You think you know how you’ll feel, but you don’t. When someone close to you dies, sometimes you react differently than expected. When my father passed last Sunday, I was ready to feel one way. But surprisingly, 5 unexpected emotions tugged at me.
Happiness for him – My 82 year-old father was released from an existence that no longer worked. Late-stage Parkinson’s disease had robbed him, leaving his body immobile and frozen, paralyzed. He couldn’t talk. He couldn’t swallow. He couldn’t do the smallest task. I saw constant sadness and frustration in his eyes.
Watching him die was like waving goodbye to a loved one at the airport. You don’t want them to leave. You want them to stay. And yet you know they must return home. They must take that journey.
Relief for my mother – She worked ceaselessly the past three years, every day, giving my Dad a good life. She kept him out of the nursing home. She kept him as comfortable as she could. She oversaw constant, round-the-clock care. She had much-needed aides and helpers come into her home all day, every day. Parkinson’s Disease robbed her as well.
Now she can re-focus on her own life without regrets. She did her best. And yet my mother’s emotional journey has just begun. She’ll grieve the man she spent the last 60 years with. She’ll miss her beloved husband. My mother has many adjustments ahead. But she’s found a new strength she never knew she had.
I believe she’ll be okay, but I’ll be watching.
Contentment – Strangely, the image I have now of my father is smiling and happy, almost exhilarated, like when I was a kid and we tobogganed down winter hills. I picture him zooming around the universe, free of his body, giving hugs and kisses to my Swedish grandparents, greeting friends who’ve passed and even petting a beloved dog or two.
I picture my father relieved he made it to the other side. He was both awed and frightened of death like us all. And yet he made that crossing, having arrived at the most exotic of destinations. I can’t help wonder, what’s it like, Dad? Can you hear me?
I listen, but of course, there’s only silence.
I don’t fully feel it yet – I know people who lost their Dads decades ago and still can’t talk about it. I’ve realized these past few days it’s going to take a long while to process my father’s passing. Pinpricks of this new reality break in from time to time.
I’ll catch myself wondering if he and Mom saw that television show last night.
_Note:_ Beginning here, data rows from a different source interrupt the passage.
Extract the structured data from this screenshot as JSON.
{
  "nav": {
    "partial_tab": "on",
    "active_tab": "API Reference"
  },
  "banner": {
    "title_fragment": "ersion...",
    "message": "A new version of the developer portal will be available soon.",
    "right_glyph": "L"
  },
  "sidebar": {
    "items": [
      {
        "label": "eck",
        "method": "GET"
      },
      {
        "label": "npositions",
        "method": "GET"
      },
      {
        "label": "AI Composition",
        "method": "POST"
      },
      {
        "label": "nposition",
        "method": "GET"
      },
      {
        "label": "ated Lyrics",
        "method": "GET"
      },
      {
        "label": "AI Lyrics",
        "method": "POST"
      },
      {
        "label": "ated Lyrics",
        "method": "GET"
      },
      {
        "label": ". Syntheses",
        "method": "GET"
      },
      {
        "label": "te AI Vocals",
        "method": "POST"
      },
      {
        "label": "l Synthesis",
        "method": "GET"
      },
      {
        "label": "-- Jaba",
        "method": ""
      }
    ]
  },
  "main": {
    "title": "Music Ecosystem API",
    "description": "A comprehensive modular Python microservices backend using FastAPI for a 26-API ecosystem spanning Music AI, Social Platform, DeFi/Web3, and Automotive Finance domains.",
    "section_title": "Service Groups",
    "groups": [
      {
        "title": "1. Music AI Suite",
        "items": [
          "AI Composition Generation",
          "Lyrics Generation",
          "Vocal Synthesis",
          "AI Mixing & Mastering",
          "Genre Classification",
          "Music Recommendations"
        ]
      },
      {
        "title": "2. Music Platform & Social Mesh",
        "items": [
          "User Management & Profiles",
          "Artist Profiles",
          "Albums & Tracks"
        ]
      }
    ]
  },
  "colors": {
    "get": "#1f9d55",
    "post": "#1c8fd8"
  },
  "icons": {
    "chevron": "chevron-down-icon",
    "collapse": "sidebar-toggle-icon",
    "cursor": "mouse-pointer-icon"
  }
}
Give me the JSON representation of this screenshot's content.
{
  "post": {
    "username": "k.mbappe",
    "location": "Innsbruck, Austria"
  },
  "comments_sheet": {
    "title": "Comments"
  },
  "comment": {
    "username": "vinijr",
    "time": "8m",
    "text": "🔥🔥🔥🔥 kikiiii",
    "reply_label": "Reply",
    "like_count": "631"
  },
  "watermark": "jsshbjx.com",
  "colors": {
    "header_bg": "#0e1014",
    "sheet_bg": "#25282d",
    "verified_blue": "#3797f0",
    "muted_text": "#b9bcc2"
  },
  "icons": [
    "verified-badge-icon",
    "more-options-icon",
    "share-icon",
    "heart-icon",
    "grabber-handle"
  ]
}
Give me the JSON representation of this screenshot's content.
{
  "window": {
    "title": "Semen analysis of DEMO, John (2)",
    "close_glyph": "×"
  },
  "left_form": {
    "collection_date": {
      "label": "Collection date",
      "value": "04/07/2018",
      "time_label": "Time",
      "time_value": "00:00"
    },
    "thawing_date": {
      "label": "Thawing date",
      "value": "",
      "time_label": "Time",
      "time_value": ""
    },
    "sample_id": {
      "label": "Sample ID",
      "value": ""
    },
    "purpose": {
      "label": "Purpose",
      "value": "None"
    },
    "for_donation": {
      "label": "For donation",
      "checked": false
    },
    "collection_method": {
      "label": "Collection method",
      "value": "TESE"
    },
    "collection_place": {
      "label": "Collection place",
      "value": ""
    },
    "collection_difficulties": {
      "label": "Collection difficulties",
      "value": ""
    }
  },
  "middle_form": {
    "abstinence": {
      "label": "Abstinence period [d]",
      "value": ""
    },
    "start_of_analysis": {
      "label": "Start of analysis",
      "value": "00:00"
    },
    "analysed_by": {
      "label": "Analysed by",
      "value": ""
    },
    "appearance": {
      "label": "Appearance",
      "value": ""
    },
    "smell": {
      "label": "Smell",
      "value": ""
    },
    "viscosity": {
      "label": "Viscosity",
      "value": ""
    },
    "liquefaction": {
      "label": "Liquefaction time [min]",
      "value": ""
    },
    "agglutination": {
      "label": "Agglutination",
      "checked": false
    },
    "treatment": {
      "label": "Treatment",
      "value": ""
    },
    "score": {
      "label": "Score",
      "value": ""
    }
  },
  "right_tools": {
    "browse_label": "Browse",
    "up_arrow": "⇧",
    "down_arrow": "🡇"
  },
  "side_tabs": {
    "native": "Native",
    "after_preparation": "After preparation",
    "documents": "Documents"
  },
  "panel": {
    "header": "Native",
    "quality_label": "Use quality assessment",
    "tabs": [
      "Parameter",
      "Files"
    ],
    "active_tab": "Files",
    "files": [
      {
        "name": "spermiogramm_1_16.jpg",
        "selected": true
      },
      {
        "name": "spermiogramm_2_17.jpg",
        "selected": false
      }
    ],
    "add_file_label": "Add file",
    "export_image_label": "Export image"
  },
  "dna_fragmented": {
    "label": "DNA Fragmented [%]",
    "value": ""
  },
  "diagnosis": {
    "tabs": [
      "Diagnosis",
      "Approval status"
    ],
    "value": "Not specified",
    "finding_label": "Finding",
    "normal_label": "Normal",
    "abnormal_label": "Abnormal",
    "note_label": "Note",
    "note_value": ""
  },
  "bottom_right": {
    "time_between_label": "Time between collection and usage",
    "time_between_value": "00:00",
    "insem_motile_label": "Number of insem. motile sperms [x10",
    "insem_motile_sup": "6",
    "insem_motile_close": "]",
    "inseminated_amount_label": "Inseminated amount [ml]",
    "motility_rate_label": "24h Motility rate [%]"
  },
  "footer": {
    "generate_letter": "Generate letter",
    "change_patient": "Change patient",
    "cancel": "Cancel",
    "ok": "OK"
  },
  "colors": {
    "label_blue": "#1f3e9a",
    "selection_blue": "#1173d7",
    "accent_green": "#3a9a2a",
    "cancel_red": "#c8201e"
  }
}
Is he enjoying the sight of this sunny morning from his bedroom window? The other day I went to wish him “Happy Birthday” when I had to stop myself. Dad almost made it to 83, days shy.
Full grief bides its time – The day is coming when the weight of never seeing my father again will hit me. It’ll come on holidays like Thanksgiving where I spent 58 turkey days with this man.
It’ll come when I see a father teaching his children to swim or proudly walking a daughter down the aisle. It’ll come when I see a grandfather holding a new baby or anything Swedish or a man relishing a bite of blueberry pie or wearing a blue Yankees cap.
I’ll think of my Dad when I cross the Sagamore Bridge onto Cape Cod, where my parents met 60 years ago, where there are so many family memories. The grief will come.
But for now I feel mostly gratitude. I had the gift of a wonderful father, something not everything can claim.
And thank God, he’s finally free.
About the author ~
Laurie Stone writes from the woods of Easton, CT. Her blog, "Musings, Rants & Scribbles" shares thoughts on growing up, growing older, and (hopefully) growing wiser. You can also find her on her Facebook, Twitter, and Pinterest.